A couple of decades ago, I used to wander around America two or three times a year, pedalling Irish equities.
Those trips took me to a variety of locations, but one of the most intriguing was Portland, in Oregon.
Portland is in the news because of a presentation by a US academic, Chistoph Lindner, who was speaking about options for the future of Cork.
He lectures on urban and culture issues in the University of Oregon, so his thoughts are worthwhile.
When visiting Portland in the 1990s, I was struck by its cool urban environment.
It was full of interesting coffee shops and restaurants, coupled with progressive local authorities, who invested heavily in parks, eco-friendly facilities, as well as culture.
That has continued to the present day, so much so that Portland, with its population of about 640,000, is seen as symbol of hipster culture, something that hardly existed as a concept back in 1995.
Mr Lindner believes in fostering culture, creativity, and the arts, as a means of improving the quality and value of any city.
Cork has all the ingredients to embrace such thinking, without forgetting to adopt a pragmatic and commercial approach to its future.
After the shock treatment applied to Cork, and the entire national economy, by the global financial crisis of 2008, we have witnessed a remarkable recovery in economic fortunes.
Growth has resumed, employment has expanded, and investment levels are rising.
A short walk around the city illustrates this best, with a number of building and infrastructure projects getting underway.
There is a a physical resurrection, but it is valid to explore the best ways for the authorities, politicians, and business interests to position Cork for the future.
Making it a hive of ‘progressive’ activity at a variety of levels could enhance the city’s standing for all generations of its citizens.
Defining progressive development is a key question for policymakers.
The city needs to set out a guide for any project it decides to take on in the next decade.
After debate, the city then needs to set out a series of policies to increase the chances that it will achieve its obejectives.
There are 10 objectives Cork should achieve over the next 10 years.
They are not listed in order of importance.
(1) A set of independently, locally owned coffee shops and restaurants, which are regarded by critics as best-in-class among competing cities in Ireland and internationally.
(2) An expansion in city living, defined by many above-ground level residences and apartments in the city centre.
(3) High-quality walkways and bicycle tracks, which weave across the city, linking points north, south, east, and west, using the river and parks as key nodes.
(4) A large urban quarter at the south-east end of the city centre, which complements a commercial office complex.
(5) A group of cultural festivals that replicate the success of the Jazz Festival, in October, and which spread out across the year.
(6) Hyper-fast and low-cost broadband everywhere, which allows individuals and businesses access the world market via mobile devices.

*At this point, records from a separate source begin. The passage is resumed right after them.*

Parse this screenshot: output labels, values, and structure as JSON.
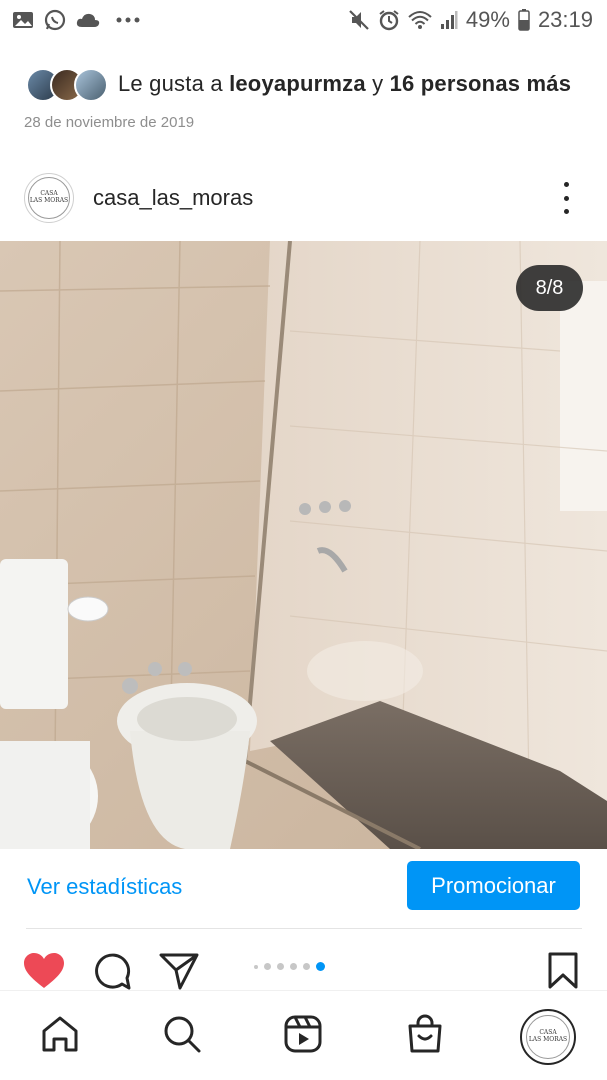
{
  "status_bar": {
    "battery": "49%",
    "time": "23:19",
    "left_icons": [
      "image-icon",
      "whatsapp-icon",
      "cloud-icon",
      "more-dots-icon"
    ],
    "right_icons": [
      "mute-icon",
      "alarm-icon",
      "wifi-icon",
      "signal-icon",
      "battery-icon"
    ]
  },
  "likes": {
    "prefix": "Le gusta a",
    "user": "leoyapurmza",
    "connector": "y",
    "others": "16 personas más"
  },
  "post": {
    "date": "28 de noviembre de 2019",
    "username": "casa_las_moras",
    "avatar_text_line1": "CASA",
    "avatar_text_line2": "LAS MORAS",
    "image_counter": "8/8",
    "carousel_total": 8,
    "carousel_index": 8
  },
  "actions": {
    "stats_label": "Ver estadísticas",
    "promote_label": "Promocionar"
  },
  "colors": {
    "accent": "#0095f6",
    "like": "#ed4956",
    "text": "#262626",
    "muted": "#8e8e8e"
  },
  "nav": [
    "home-icon",
    "search-icon",
    "reels-icon",
    "shop-icon",
    "profile-avatar"
  ]
}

(7) A university that is twice the size of the existing institution, which has achieved global recognition for its work in agri-food, pharmaceutical, and IT studies.
(8) Dramatic changes to Cork Harbour to encourage safe, water-based leisure activities in a truly clean environment.
(9) A reinvigorated theatre community that combines local talent with travelling performances.
(10) A selection of facilities inside, and around, the city, which support high-quality living for the elderly.
All of these goals can be met with imaginative ideas that cajole, incentivise, and encourage the evolution of a city that can stand apart from urban centres of similar size anywhere in the world, including Portland.
All it needs is imagination and leadership.